### THE PROBLEM
What you return must match the records below character for character, except that no picture appears.

### GIVEN RECORDS
#####

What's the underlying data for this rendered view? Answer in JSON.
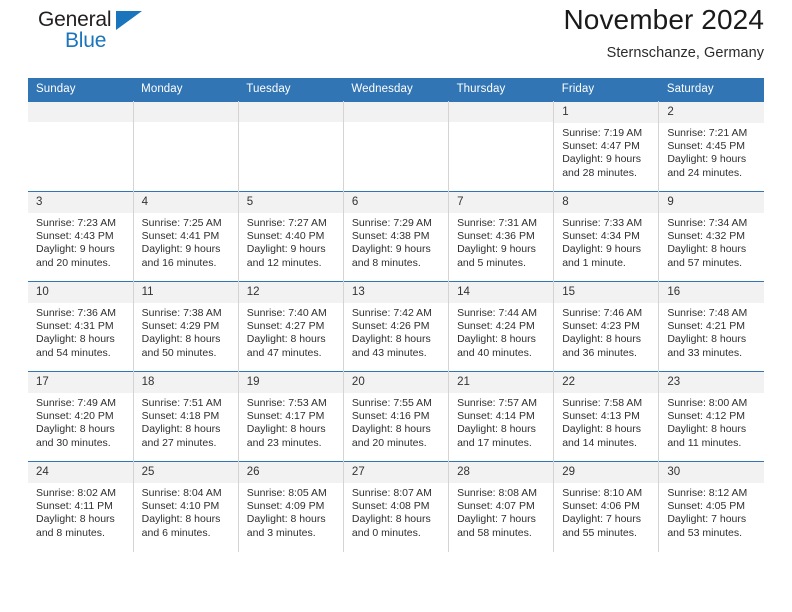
{
  "brand": {
    "name_top": "General",
    "name_bottom": "Blue",
    "accent_color": "#1b75bc"
  },
  "header": {
    "title": "November 2024",
    "subtitle": "Sternschanze, Germany"
  },
  "calendar": {
    "header_color": "#3175b4",
    "weekday_headers": [
      "Sunday",
      "Monday",
      "Tuesday",
      "Wednesday",
      "Thursday",
      "Friday",
      "Saturday"
    ],
    "labels": {
      "sunrise_prefix": "Sunrise: ",
      "sunset_prefix": "Sunset: ",
      "daylight_prefix": "Daylight: "
    },
    "weeks": [
      [
        {
          "day": "",
          "empty": true
        },
        {
          "day": "",
          "empty": true
        },
        {
          "day": "",
          "empty": true
        },
        {
          "day": "",
          "empty": true
        },
        {
          "day": "",
          "empty": true
        },
        {
          "day": "1",
          "sunrise": "Sunrise: 7:19 AM",
          "sunset": "Sunset: 4:47 PM",
          "daylight": "Daylight: 9 hours and 28 minutes."
        },
        {
          "day": "2",
          "sunrise": "Sunrise: 7:21 AM",
          "sunset": "Sunset: 4:45 PM",
          "daylight": "Daylight: 9 hours and 24 minutes."
        }
      ],
      [
        {
          "day": "3",
          "sunrise": "Sunrise: 7:23 AM",
          "sunset": "Sunset: 4:43 PM",
          "daylight": "Daylight: 9 hours and 20 minutes."
        },
        {
          "day": "4",
          "sunrise": "Sunrise: 7:25 AM",
          "sunset": "Sunset: 4:41 PM",
          "daylight": "Daylight: 9 hours and 16 minutes."
        },
        {
          "day": "5",
          "sunrise": "Sunrise: 7:27 AM",
          "sunset": "Sunset: 4:40 PM",
          "daylight": "Daylight: 9 hours and 12 minutes."
        },
        {
          "day": "6",
          "sunrise": "Sunrise: 7:29 AM",
          "sunset": "Sunset: 4:38 PM",
          "daylight": "Daylight: 9 hours and 8 minutes."
        },
        {
          "day": "7",
          "sunrise": "Sunrise: 7:31 AM",
          "sunset": "Sunset: 4:36 PM",
          "daylight": "Daylight: 9 hours and 5 minutes."
        },
        {
          "day": "8",
          "sunrise": "Sunrise: 7:33 AM",
          "sunset": "Sunset: 4:34 PM",
          "daylight": "Daylight: 9 hours and 1 minute."
        },
        {
          "day": "9",
          "sunrise": "Sunrise: 7:34 AM",
          "sunset": "Sunset: 4:32 PM",
          "daylight": "Daylight: 8 hours and 57 minutes."
        }
      ],
      [
        {
          "day": "10",
          "sunrise": "Sunrise: 7:36 AM",
          "sunset": "Sunset: 4:31 PM",
          "daylight": "Daylight: 8 hours and 54 minutes."
        },
        {
          "day": "11",
          "sunrise": "Sunrise: 7:38 AM",
          "sunset": "Sunset: 4:29 PM",
          "daylight": "Daylight: 8 hours and 50 minutes."
        },
        {
          "day": "12",
          "sunrise": "Sunrise: 7:40 AM",
          "sunset": "Sunset: 4:27 PM",
          "daylight": "Daylight: 8 hours and 47 minutes."
        },
        {
          "day": "13",
          "sunrise": "Sunrise: 7:42 AM",
          "sunset": "Sunset: 4:26 PM",
          "daylight": "Daylight: 8 hours and 43 minutes."
        },
        {
          "day": "14",
          "sunrise": "Sunrise: 7:44 AM",
          "sunset": "Sunset: 4:24 PM",
          "daylight": "Daylight: 8 hours and 40 minutes."
        },
        {
          "day": "15",
          "sunrise": "Sunrise: 7:46 AM",
          "sunset": "Sunset: 4:23 PM",
          "daylight": "Daylight: 8 hours and 36 minutes."
        },
        {
          "day": "16",
          "sunrise": "Sunrise: 7:48 AM",
          "sunset": "Sunset: 4:21 PM",
          "daylight": "Daylight: 8 hours and 33 minutes."
        }
      ],
      [
        {
          "day": "17",
          "sunrise": "Sunrise: 7:49 AM",
          "sunset": "Sunset: 4:20 PM",
          "daylight": "Daylight: 8 hours and 30 minutes."
        },
        {
          "day": "18",
          "sunrise": "Sunrise: 7:51 AM",
          "sunset": "Sunset: 4:18 PM",
          "daylight": "Daylight: 8 hours and 27 minutes."
        },
        {
          "day": "19",
          "sunrise": "Sunrise: 7:53 AM",
          "sunset": "Sunset: 4:17 PM",
          "daylight": "Daylight: 8 hours and 23 minutes."
        },
        {
          "day": "20",
          "sunrise": "Sunrise: 7:55 AM",
          "sunset": "Sunset: 4:16 PM",
          "daylight": "Daylight: 8 hours and 20 minutes."
        },
        {
          "day": "21",
          "sunrise": "Sunrise: 7:57 AM",
          "sunset": "Sunset: 4:14 PM",
          "daylight": "Daylight: 8 hours and 17 minutes."
        },
        {
          "day": "22",
          "sunrise": "Sunrise: 7:58 AM",
          "sunset": "Sunset: 4:13 PM",
          "daylight": "Daylight: 8 hours and 14 minutes."
        },
        {
          "day": "23",
          "sunrise": "Sunrise: 8:00 AM",
          "sunset": "Sunset: 4:12 PM",
          "daylight": "Daylight: 8 hours and 11 minutes."
        }
      ],
      [
        {
          "day": "24",
          "sunrise": "Sunrise: 8:02 AM",
          "sunset": "Sunset: 4:11 PM",
          "daylight": "Daylight: 8 hours and 8 minutes."
        },
        {
          "day": "25",
          "sunrise": "Sunrise: 8:04 AM",
          "sunset": "Sunset: 4:10 PM",
          "daylight": "Daylight: 8 hours and 6 minutes."
        },
        {
          "day": "26",
          "sunrise": "Sunrise: 8:05 AM",
          "sunset": "Sunset: 4:09 PM",
          "daylight": "Daylight: 8 hours and 3 minutes."
        },
        {
          "day": "27",
          "sunrise": "Sunrise: 8:07 AM",
          "sunset": "Sunset: 4:08 PM",
          "daylight": "Daylight: 8 hours and 0 minutes."
        },
        {
          "day": "28",
          "sunrise": "Sunrise: 8:08 AM",
          "sunset": "Sunset: 4:07 PM",
          "daylight": "Daylight: 7 hours and 58 minutes."
        },
        {
          "day": "29",
          "sunrise": "Sunrise: 8:10 AM",
          "sunset": "Sunset: 4:06 PM",
          "daylight": "Daylight: 7 hours and 55 minutes."
        },
        {
          "day": "30",
          "sunrise": "Sunrise: 8:12 AM",
          "sunset": "Sunset: 4:05 PM",
          "daylight": "Daylight: 7 hours and 53 minutes."
        }
      ]
    ]
  }
}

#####

### YOUR SOLUTION
What's the underlying data for this rendered view? Answer in JSON.
{
  "brand": {
    "name_top": "General",
    "name_bottom": "Blue",
    "accent_color": "#1b75bc"
  },
  "header": {
    "title": "November 2024",
    "subtitle": "Sternschanze, Germany"
  },
  "calendar": {
    "header_color": "#3175b4",
    "weekday_headers": [
      "Sunday",
      "Monday",
      "Tuesday",
      "Wednesday",
      "Thursday",
      "Friday",
      "Saturday"
    ],
    "labels": {
      "sunrise_prefix": "Sunrise: ",
      "sunset_prefix": "Sunset: ",
      "daylight_prefix": "Daylight: "
    },
    "weeks": [
      [
        {
          "day": "",
          "empty": true
        },
        {
          "day": "",
          "empty": true
        },
        {
          "day": "",
          "empty": true
        },
        {
          "day": "",
          "empty": true
        },
        {
          "day": "",
          "empty": true
        },
        {
          "day": "1",
          "sunrise": "Sunrise: 7:19 AM",
          "sunset": "Sunset: 4:47 PM",
          "daylight": "Daylight: 9 hours and 28 minutes."
        },
        {
          "day": "2",
          "sunrise": "Sunrise: 7:21 AM",
          "sunset": "Sunset: 4:45 PM",
          "daylight": "Daylight: 9 hours and 24 minutes."
        }
      ],
      [
        {
          "day": "3",
          "sunrise": "Sunrise: 7:23 AM",
          "sunset": "Sunset: 4:43 PM",
          "daylight": "Daylight: 9 hours and 20 minutes."
        },
        {
          "day": "4",
          "sunrise": "Sunrise: 7:25 AM",
          "sunset": "Sunset: 4:41 PM",
          "daylight": "Daylight: 9 hours and 16 minutes."
        },
        {
          "day": "5",
          "sunrise": "Sunrise: 7:27 AM",
          "sunset": "Sunset: 4:40 PM",
          "daylight": "Daylight: 9 hours and 12 minutes."
        },
        {
          "day": "6",
          "sunrise": "Sunrise: 7:29 AM",
          "sunset": "Sunset: 4:38 PM",
          "daylight": "Daylight: 9 hours and 8 minutes."
        },
        {
          "day": "7",
          "sunrise": "Sunrise: 7:31 AM",
          "sunset": "Sunset: 4:36 PM",
          "daylight": "Daylight: 9 hours and 5 minutes."
        },
        {
          "day": "8",
          "sunrise": "Sunrise: 7:33 AM",
          "sunset": "Sunset: 4:34 PM",
          "daylight": "Daylight: 9 hours and 1 minute."
        },
        {
          "day": "9",
          "sunrise": "Sunrise: 7:34 AM",
          "sunset": "Sunset: 4:32 PM",
          "daylight": "Daylight: 8 hours and 57 minutes."
        }
      ],
      [
        {
          "day": "10",
          "sunrise": "Sunrise: 7:36 AM",
          "sunset": "Sunset: 4:31 PM",
          "daylight": "Daylight: 8 hours and 54 minutes."
        },
        {
          "day": "11",
          "sunrise": "Sunrise: 7:38 AM",
          "sunset": "Sunset: 4:29 PM",
          "daylight": "Daylight: 8 hours and 50 minutes."
        },
        {
          "day": "12",
          "sunrise": "Sunrise: 7:40 AM",
          "sunset": "Sunset: 4:27 PM",
          "daylight": "Daylight: 8 hours and 47 minutes."
        },
        {
          "day": "13",
          "sunrise": "Sunrise: 7:42 AM",
          "sunset": "Sunset: 4:26 PM",
          "daylight": "Daylight: 8 hours and 43 minutes."
        },
        {
          "day": "14",
          "sunrise": "Sunrise: 7:44 AM",
          "sunset": "Sunset: 4:24 PM",
          "daylight": "Daylight: 8 hours and 40 minutes."
        },
        {
          "day": "15",
          "sunrise": "Sunrise: 7:46 AM",
          "sunset": "Sunset: 4:23 PM",
          "daylight": "Daylight: 8 hours and 36 minutes."
        },
        {
          "day": "16",
          "sunrise": "Sunrise: 7:48 AM",
          "sunset": "Sunset: 4:21 PM",
          "daylight": "Daylight: 8 hours and 33 minutes."
        }
      ],
      [
        {
          "day": "17",
          "sunrise": "Sunrise: 7:49 AM",
          "sunset": "Sunset: 4:20 PM",
          "daylight": "Daylight: 8 hours and 30 minutes."
        },
        {
          "day": "18",
          "sunrise": "Sunrise: 7:51 AM",
          "sunset": "Sunset: 4:18 PM",
          "daylight": "Daylight: 8 hours and 27 minutes."
        },
        {
          "day": "19",
          "sunrise": "Sunrise: 7:53 AM",
          "sunset": "Sunset: 4:17 PM",
          "daylight": "Daylight: 8 hours and 23 minutes."
        },
        {
          "day": "20",
          "sunrise": "Sunrise: 7:55 AM",
          "sunset": "Sunset: 4:16 PM",
          "daylight": "Daylight: 8 hours and 20 minutes."
        },
        {
          "day": "21",
          "sunrise": "Sunrise: 7:57 AM",
          "sunset": "Sunset: 4:14 PM",
          "daylight": "Daylight: 8 hours and 17 minutes."
        },
        {
          "day": "22",
          "sunrise": "Sunrise: 7:58 AM",
          "sunset": "Sunset: 4:13 PM",
          "daylight": "Daylight: 8 hours and 14 minutes."
        },
        {
          "day": "23",
          "sunrise": "Sunrise: 8:00 AM",
          "sunset": "Sunset: 4:12 PM",
          "daylight": "Daylight: 8 hours and 11 minutes."
        }
      ],
      [
        {
          "day": "24",
          "sunrise": "Sunrise: 8:02 AM",
          "sunset": "Sunset: 4:11 PM",
          "daylight": "Daylight: 8 hours and 8 minutes."
        },
        {
          "day": "25",
          "sunrise": "Sunrise: 8:04 AM",
          "sunset": "Sunset: 4:10 PM",
          "daylight": "Daylight: 8 hours and 6 minutes."
        },
        {
          "day": "26",
          "sunrise": "Sunrise: 8:05 AM",
          "sunset": "Sunset: 4:09 PM",
          "daylight": "Daylight: 8 hours and 3 minutes."
        },
        {
          "day": "27",
          "sunrise": "Sunrise: 8:07 AM",
          "sunset": "Sunset: 4:08 PM",
          "daylight": "Daylight: 8 hours and 0 minutes."
        },
        {
          "day": "28",
          "sunrise": "Sunrise: 8:08 AM",
          "sunset": "Sunset: 4:07 PM",
          "daylight": "Daylight: 7 hours and 58 minutes."
        },
        {
          "day": "29",
          "sunrise": "Sunrise: 8:10 AM",
          "sunset": "Sunset: 4:06 PM",
          "daylight": "Daylight: 7 hours and 55 minutes."
        },
        {
          "day": "30",
          "sunrise": "Sunrise: 8:12 AM",
          "sunset": "Sunset: 4:05 PM",
          "daylight": "Daylight: 7 hours and 53 minutes."
        }
      ]
    ]
  }
}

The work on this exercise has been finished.